WHAT IS REQUIRED
The answer must be the full listing, written out exactly.

MATERIAL SUPPLIED
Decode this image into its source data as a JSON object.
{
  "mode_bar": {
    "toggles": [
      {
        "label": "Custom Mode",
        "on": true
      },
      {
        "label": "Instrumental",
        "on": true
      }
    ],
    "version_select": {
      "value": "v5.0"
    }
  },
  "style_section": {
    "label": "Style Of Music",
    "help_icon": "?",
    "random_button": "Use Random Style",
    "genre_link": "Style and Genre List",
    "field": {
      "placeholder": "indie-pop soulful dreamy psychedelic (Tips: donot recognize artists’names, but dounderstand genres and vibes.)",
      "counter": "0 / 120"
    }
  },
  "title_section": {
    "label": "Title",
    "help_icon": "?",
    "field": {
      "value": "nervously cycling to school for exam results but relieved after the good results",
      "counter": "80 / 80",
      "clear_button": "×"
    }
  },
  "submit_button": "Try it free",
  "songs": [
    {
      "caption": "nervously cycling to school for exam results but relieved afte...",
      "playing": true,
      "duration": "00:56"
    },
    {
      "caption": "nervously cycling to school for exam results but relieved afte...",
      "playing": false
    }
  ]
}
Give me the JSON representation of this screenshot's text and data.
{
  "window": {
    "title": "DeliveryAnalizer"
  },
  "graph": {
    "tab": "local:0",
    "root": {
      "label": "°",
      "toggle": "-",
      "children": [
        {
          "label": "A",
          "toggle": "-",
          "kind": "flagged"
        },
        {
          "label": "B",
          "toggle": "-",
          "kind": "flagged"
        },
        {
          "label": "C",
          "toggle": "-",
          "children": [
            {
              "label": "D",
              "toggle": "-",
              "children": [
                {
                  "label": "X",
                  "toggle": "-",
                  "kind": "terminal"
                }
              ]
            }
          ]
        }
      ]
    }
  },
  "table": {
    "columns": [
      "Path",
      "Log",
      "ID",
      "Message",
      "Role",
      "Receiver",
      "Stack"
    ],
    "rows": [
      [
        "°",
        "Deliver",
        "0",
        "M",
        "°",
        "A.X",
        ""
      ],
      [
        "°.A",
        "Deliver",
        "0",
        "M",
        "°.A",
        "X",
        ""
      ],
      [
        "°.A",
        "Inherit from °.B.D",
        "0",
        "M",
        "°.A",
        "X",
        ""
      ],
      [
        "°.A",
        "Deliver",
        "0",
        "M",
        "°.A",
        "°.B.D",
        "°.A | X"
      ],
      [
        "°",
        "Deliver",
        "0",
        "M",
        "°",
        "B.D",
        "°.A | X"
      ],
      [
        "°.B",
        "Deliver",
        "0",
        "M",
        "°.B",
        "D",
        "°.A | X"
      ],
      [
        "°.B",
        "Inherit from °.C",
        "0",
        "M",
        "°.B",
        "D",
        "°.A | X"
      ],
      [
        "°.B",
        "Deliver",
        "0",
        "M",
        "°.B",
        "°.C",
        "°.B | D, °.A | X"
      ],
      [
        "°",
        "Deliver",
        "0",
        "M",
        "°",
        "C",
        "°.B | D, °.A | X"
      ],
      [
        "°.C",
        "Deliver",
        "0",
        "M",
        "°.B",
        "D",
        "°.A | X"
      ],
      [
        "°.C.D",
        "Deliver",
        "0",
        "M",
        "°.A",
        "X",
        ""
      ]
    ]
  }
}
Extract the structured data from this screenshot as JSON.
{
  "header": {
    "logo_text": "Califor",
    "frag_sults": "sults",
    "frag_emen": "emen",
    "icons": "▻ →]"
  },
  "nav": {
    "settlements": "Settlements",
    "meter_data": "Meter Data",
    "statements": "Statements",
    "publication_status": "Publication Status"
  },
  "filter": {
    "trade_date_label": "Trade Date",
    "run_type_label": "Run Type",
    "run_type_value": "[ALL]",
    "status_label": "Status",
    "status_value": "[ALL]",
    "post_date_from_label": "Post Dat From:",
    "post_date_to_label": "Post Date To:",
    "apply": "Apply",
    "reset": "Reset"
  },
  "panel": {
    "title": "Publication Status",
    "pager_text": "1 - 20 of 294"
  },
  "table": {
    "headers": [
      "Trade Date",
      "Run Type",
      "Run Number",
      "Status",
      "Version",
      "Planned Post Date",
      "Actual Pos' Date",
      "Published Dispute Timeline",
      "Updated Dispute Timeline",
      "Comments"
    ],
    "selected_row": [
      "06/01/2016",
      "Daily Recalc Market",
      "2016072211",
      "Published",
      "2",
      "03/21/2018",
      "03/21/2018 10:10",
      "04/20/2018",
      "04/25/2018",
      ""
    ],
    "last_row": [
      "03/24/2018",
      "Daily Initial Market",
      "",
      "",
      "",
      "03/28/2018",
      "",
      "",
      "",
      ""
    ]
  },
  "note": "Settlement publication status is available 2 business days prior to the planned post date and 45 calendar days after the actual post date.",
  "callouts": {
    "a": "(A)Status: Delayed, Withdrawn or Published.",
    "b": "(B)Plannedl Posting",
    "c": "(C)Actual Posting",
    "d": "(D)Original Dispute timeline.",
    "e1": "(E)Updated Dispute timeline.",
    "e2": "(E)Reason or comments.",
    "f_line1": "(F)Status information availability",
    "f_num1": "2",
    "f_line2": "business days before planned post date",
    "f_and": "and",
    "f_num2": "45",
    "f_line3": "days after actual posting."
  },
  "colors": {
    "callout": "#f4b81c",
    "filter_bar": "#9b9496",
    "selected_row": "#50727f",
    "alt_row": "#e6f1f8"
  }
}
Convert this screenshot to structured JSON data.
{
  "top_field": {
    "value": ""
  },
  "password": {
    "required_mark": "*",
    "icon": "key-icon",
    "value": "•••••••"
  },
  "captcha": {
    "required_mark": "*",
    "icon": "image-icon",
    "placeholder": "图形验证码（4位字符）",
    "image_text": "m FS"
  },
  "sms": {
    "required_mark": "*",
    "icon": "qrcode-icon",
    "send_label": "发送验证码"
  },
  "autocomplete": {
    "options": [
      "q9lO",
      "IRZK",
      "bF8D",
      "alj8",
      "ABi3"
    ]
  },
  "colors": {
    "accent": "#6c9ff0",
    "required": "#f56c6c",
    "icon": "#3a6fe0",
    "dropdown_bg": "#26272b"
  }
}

RESULT OF THE EXERCISE
Decode this image into its source data as a JSON object.
{
  "mode_bar": {
    "toggles": [
      {
        "label": "Custom Mode",
        "on": true
      },
      {
        "label": "Instrumental",
        "on": true
      }
    ],
    "version_select": {
      "value": "v5.0"
    }
  },
  "style_section": {
    "label": "Style Of Music",
    "help_icon": "?",
    "random_button": "Use Random Style",
    "genre_link": "Style and Genre List",
    "field": {
      "placeholder": "indie-pop soulful dreamy psychedelic (Tips: donot recognize artists’names, but dounderstand genres and vibes.)",
      "counter": "0 / 120"
    }
  },
  "title_section": {
    "label": "Title",
    "help_icon": "?",
    "field": {
      "value": "nervously cycling to school for exam results but relieved after the good results",
      "counter": "80 / 80",
      "clear_button": "×"
    }
  },
  "submit_button": "Try it free",
  "songs": [
    {
      "caption": "nervously cycling to school for exam results but relieved afte...",
      "playing": true,
      "duration": "00:56"
    },
    {
      "caption": "nervously cycling to school for exam results but relieved afte...",
      "playing": false
    }
  ]
}
Give me the JSON representation of this screenshot's text and data.
{
  "window": {
    "title": "DeliveryAnalizer"
  },
  "graph": {
    "tab": "local:0",
    "root": {
      "label": "°",
      "toggle": "-",
      "children": [
        {
          "label": "A",
          "toggle": "-",
          "kind": "flagged"
        },
        {
          "label": "B",
          "toggle": "-",
          "kind": "flagged"
        },
        {
          "label": "C",
          "toggle": "-",
          "children": [
            {
              "label": "D",
              "toggle": "-",
              "children": [
                {
                  "label": "X",
                  "toggle": "-",
                  "kind": "terminal"
                }
              ]
            }
          ]
        }
      ]
    }
  },
  "table": {
    "columns": [
      "Path",
      "Log",
      "ID",
      "Message",
      "Role",
      "Receiver",
      "Stack"
    ],
    "rows": [
      [
        "°",
        "Deliver",
        "0",
        "M",
        "°",
        "A.X",
        ""
      ],
      [
        "°.A",
        "Deliver",
        "0",
        "M",
        "°.A",
        "X",
        ""
      ],
      [
        "°.A",
        "Inherit from °.B.D",
        "0",
        "M",
        "°.A",
        "X",
        ""
      ],
      [
        "°.A",
        "Deliver",
        "0",
        "M",
        "°.A",
        "°.B.D",
        "°.A | X"
      ],
      [
        "°",
        "Deliver",
        "0",
        "M",
        "°",
        "B.D",
        "°.A | X"
      ],
      [
        "°.B",
        "Deliver",
        "0",
        "M",
        "°.B",
        "D",
        "°.A | X"
      ],
      [
        "°.B",
        "Inherit from °.C",
        "0",
        "M",
        "°.B",
        "D",
        "°.A | X"
      ],
      [
        "°.B",
        "Deliver",
        "0",
        "M",
        "°.B",
        "°.C",
        "°.B | D, °.A | X"
      ],
      [
        "°",
        "Deliver",
        "0",
        "M",
        "°",
        "C",
        "°.B | D, °.A | X"
      ],
      [
        "°.C",
        "Deliver",
        "0",
        "M",
        "°.B",
        "D",
        "°.A | X"
      ],
      [
        "°.C.D",
        "Deliver",
        "0",
        "M",
        "°.A",
        "X",
        ""
      ]
    ]
  }
}
Extract the structured data from this screenshot as JSON.
{
  "header": {
    "logo_text": "Califor",
    "frag_sults": "sults",
    "frag_emen": "emen",
    "icons": "▻ →]"
  },
  "nav": {
    "settlements": "Settlements",
    "meter_data": "Meter Data",
    "statements": "Statements",
    "publication_status": "Publication Status"
  },
  "filter": {
    "trade_date_label": "Trade Date",
    "run_type_label": "Run Type",
    "run_type_value": "[ALL]",
    "status_label": "Status",
    "status_value": "[ALL]",
    "post_date_from_label": "Post Dat From:",
    "post_date_to_label": "Post Date To:",
    "apply": "Apply",
    "reset": "Reset"
  },
  "panel": {
    "title": "Publication Status",
    "pager_text": "1 - 20 of 294"
  },
  "table": {
    "headers": [
      "Trade Date",
      "Run Type",
      "Run Number",
      "Status",
      "Version",
      "Planned Post Date",
      "Actual Pos' Date",
      "Published Dispute Timeline",
      "Updated Dispute Timeline",
      "Comments"
    ],
    "selected_row": [
      "06/01/2016",
      "Daily Recalc Market",
      "2016072211",
      "Published",
      "2",
      "03/21/2018",
      "03/21/2018 10:10",
      "04/20/2018",
      "04/25/2018",
      ""
    ],
    "last_row": [
      "03/24/2018",
      "Daily Initial Market",
      "",
      "",
      "",
      "03/28/2018",
      "",
      "",
      "",
      ""
    ]
  },
  "note": "Settlement publication status is available 2 business days prior to the planned post date and 45 calendar days after the actual post date.",
  "callouts": {
    "a": "(A)Status: Delayed, Withdrawn or Published.",
    "b": "(B)Plannedl Posting",
    "c": "(C)Actual Posting",
    "d": "(D)Original Dispute timeline.",
    "e1": "(E)Updated Dispute timeline.",
    "e2": "(E)Reason or comments.",
    "f_line1": "(F)Status information availability",
    "f_num1": "2",
    "f_line2": "business days before planned post date",
    "f_and": "and",
    "f_num2": "45",
    "f_line3": "days after actual posting."
  },
  "colors": {
    "callout": "#f4b81c",
    "filter_bar": "#9b9496",
    "selected_row": "#50727f",
    "alt_row": "#e6f1f8"
  }
}
Convert this screenshot to structured JSON data.
{
  "top_field": {
    "value": ""
  },
  "password": {
    "required_mark": "*",
    "icon": "key-icon",
    "value": "•••••••"
  },
  "captcha": {
    "required_mark": "*",
    "icon": "image-icon",
    "placeholder": "图形验证码（4位字符）",
    "image_text": "m FS"
  },
  "sms": {
    "required_mark": "*",
    "icon": "qrcode-icon",
    "send_label": "发送验证码"
  },
  "autocomplete": {
    "options": [
      "q9lO",
      "IRZK",
      "bF8D",
      "alj8",
      "ABi3"
    ]
  },
  "colors": {
    "accent": "#6c9ff0",
    "required": "#f56c6c",
    "icon": "#3a6fe0",
    "dropdown_bg": "#26272b"
  }
}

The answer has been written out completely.